Lebanon: the crisis, the protests and the covid lockdown. And now poverty
Even the lockdown didn’t stop the protests in Lebanon. It is not only about online activism, in fact these days the population has taken to the streets again. Since October 17, 2019, there has been a long-standing discontent in the streets and social media in the country. Lebanon, like many countries in the Middle East, has felt the effects of the Syrian war that Father Firas Lufti, Minister General of the San Paolo Region, did not hesitate and defined as “a terrible war that had no equal in the 21st century”. Because of its geographical proximity Lebanon and Jordan are the countries that are experiencing the consequences of the Syrian tragedy more than any other. In Lebanon, in particular, one and a half million Syrian refugees who have fled the armed conflict have arrived.

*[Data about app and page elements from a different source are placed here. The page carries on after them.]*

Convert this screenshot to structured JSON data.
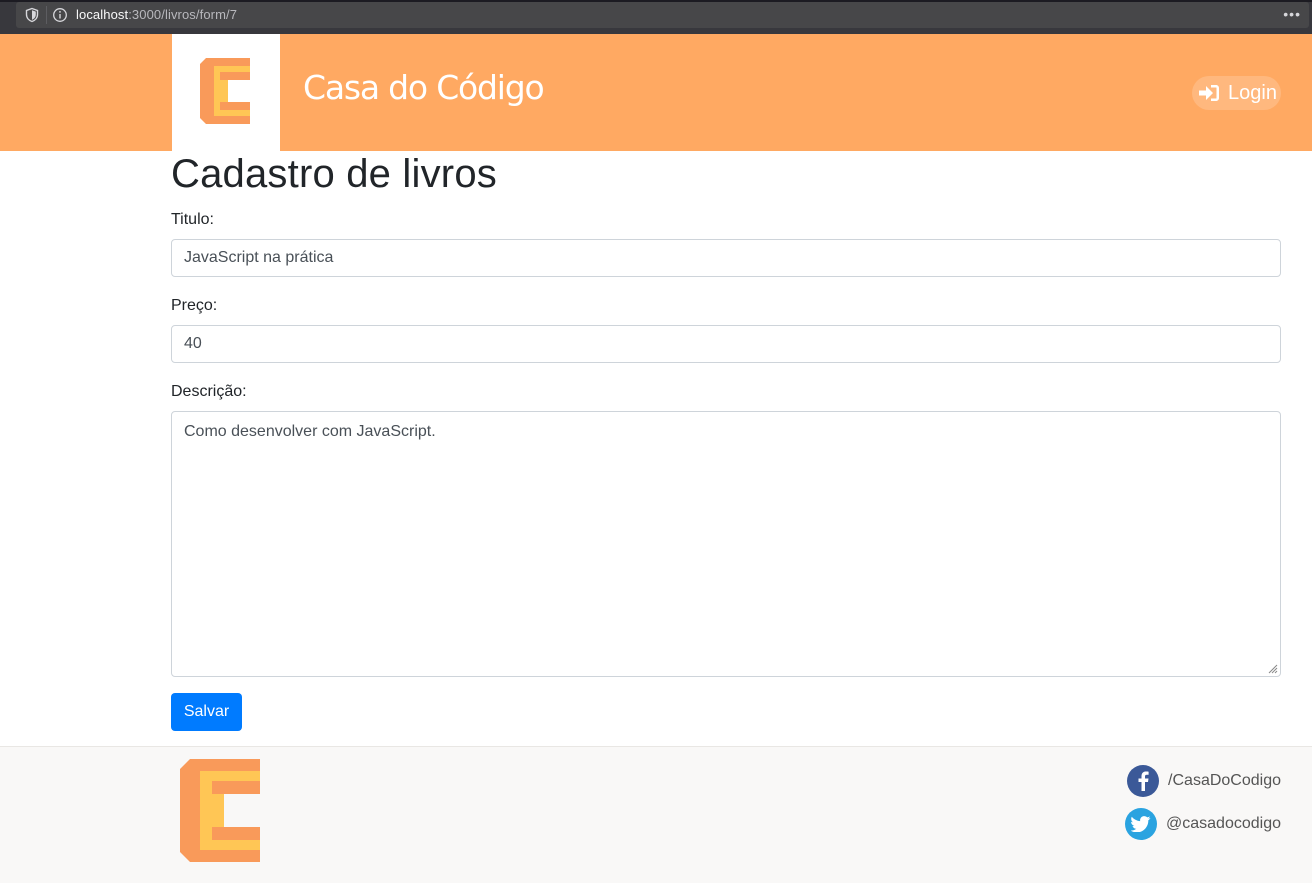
{
  "browser": {
    "url_host": "localhost",
    "url_path": ":3000/livros/form/7",
    "menu_dots": "•••"
  },
  "header": {
    "brand": "Casa do Código",
    "login_label": "Login",
    "colors": {
      "header_bg": "#ffa962",
      "logo_orange": "#f99a5a",
      "logo_yellow": "#ffc655"
    }
  },
  "form": {
    "title": "Cadastro de livros",
    "titulo": {
      "label": "Titulo:",
      "value": "JavaScript na prática"
    },
    "preco": {
      "label": "Preço:",
      "value": "40"
    },
    "descricao": {
      "label": "Descrição:",
      "value": "Como desenvolver com JavaScript."
    },
    "submit_label": "Salvar",
    "colors": {
      "submit_bg": "#007bff"
    }
  },
  "footer": {
    "facebook": {
      "icon": "facebook-icon",
      "label": "/CasaDoCodigo"
    },
    "twitter": {
      "icon": "twitter-icon",
      "label": "@casadocodigo"
    }
  }
}
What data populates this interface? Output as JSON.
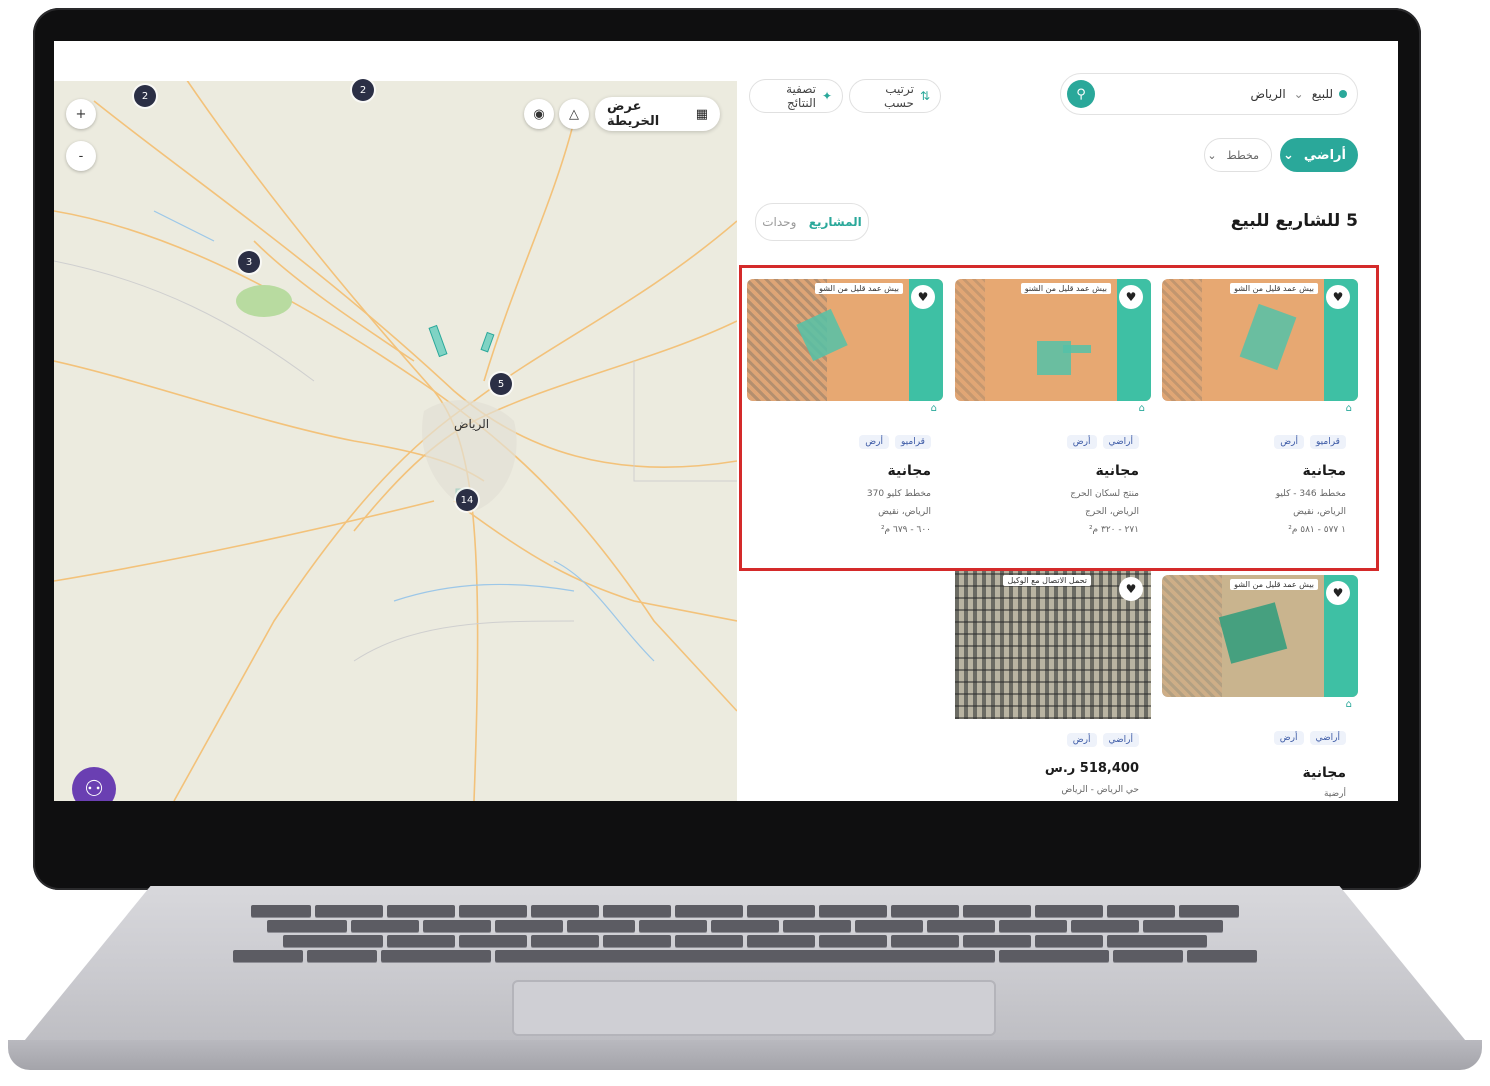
{
  "map": {
    "view_button_label": "عرض الخريطة",
    "zoom_in": "+",
    "zoom_out": "-",
    "city_label": "الرياض",
    "clusters": [
      "2",
      "2",
      "3",
      "5",
      "14"
    ],
    "access_icon": "accessibility-icon"
  },
  "panel": {
    "search": {
      "purpose": "للبيع",
      "city": "الرياض"
    },
    "sort_label": "ترتيب حسب",
    "filter_label": "تصفية النتائج",
    "type_chip": "أراضي",
    "sub_chip": "مخطط",
    "results_title": "5 للشاريع للبيع",
    "toggle": {
      "projects": "المشاريع",
      "units": "وحدات"
    },
    "cards": [
      {
        "banner": "بيش عمد قليل من الشو",
        "tags": [
          "قراميو",
          "أرض"
        ],
        "name": "مجانية",
        "line1": "مخطط 346 - كليو",
        "line2": "الرياض، نقيض",
        "line3": "١ ٥٧٧ - ٥٨١ م²"
      },
      {
        "banner": "بيش عمد قليل من الشنو",
        "tags": [
          "أراضي",
          "أرض"
        ],
        "name": "مجانية",
        "line1": "منتج لسكان الحرج",
        "line2": "الرياض، الحرج",
        "line3": "٢٧١ - ٣٢٠ م²"
      },
      {
        "banner": "بيش عمد قليل من الشو",
        "tags": [
          "قراميو",
          "أرض"
        ],
        "name": "مجانية",
        "line1": "مخطط كليو 370",
        "line2": "الرياض، نقيض",
        "line3": "٦٠٠ - ٦٧٩ م²"
      },
      {
        "banner": "بيش عمد قليل من الشو",
        "tags": [
          "أراضي",
          "أرض"
        ],
        "name": "مجانية",
        "line1": "أرضية"
      },
      {
        "banner": "تحمل الاتصال مع الوكيل",
        "tags": [
          "أراضي",
          "أرض"
        ],
        "price": "518,400 ر.س",
        "line1": "حي الرياض - الرياض"
      }
    ]
  },
  "colors": {
    "accent": "#2aa89a",
    "highlight": "#d42a2a",
    "cluster": "#2b2f45"
  }
}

At the moment the country is going through an economic crisis that is destined to get worse. Even the change of government, after the resignation of President Hariri, entrusted to Hassan Diab has not calmed the discontent and now the country is facing the crisis on several fronts.
The report drawn up by the World Bank in November 2019 reveals a worrying situation. Since 2018 it is estimated that one third of the Lebanese population is living below the poverty line (in 2007 according to the UN it was 25%). These figures represent a Lebanon before the spread of the Coronavirus. With the spread of Covid-19 and the restrictive measures taken, it is estimated that poverty is further increasing, affecting not only the weaker sections of the population (15% of the population lives on $1.3 per day), but also the middle class. Some more recent data indicate that 48% of the population is now living in poverty.
“If a solution is not found – says Father Firas – the poverty rate of the population will rise to 50-52%”.
Many traders, craftsmen and small entrepreneurs have closed down their businesses and the Lebanese lira is losing value every day. The country is paralyzed from the financial, economic and social point of view: “because of the financial crisis the banks have withheld money. No transfers can be made. Many companies have laid off their employees”, says the friar.
As the Pro Terra Santa Association we continue to support the Franciscans of the Region of San Paolo with projects to welcome the weaker sections of the population. “Let us not forget that these people arrived in Lebanon because their homes were destroyed on their heads by bombs. They had to gather what they needed and escape at night. These people – continues Father Firas – still live in the tents of the refugee camps, suffering from hunger and thirst, exposed to the weather”.
During 2019 we brought help to 85 poor Iraqi, Syrian and Lebanese families in Beirut and Harissa. The project bore the costs for the distribution of food and medicines, hygiene products, diapers and powdered milk. In addition, we offered financial support for school materials and payment of school fees for young students (high school and university students) and helped 54 students; help and support in the payment of monthly rents. In addition, in Beirut, we covered the cost of the annual rent of a shelter for 25 young Syrian university students.
Our help will not be lacking especially this year when, due to the pandemic, the economic crisis is added to the health crisis.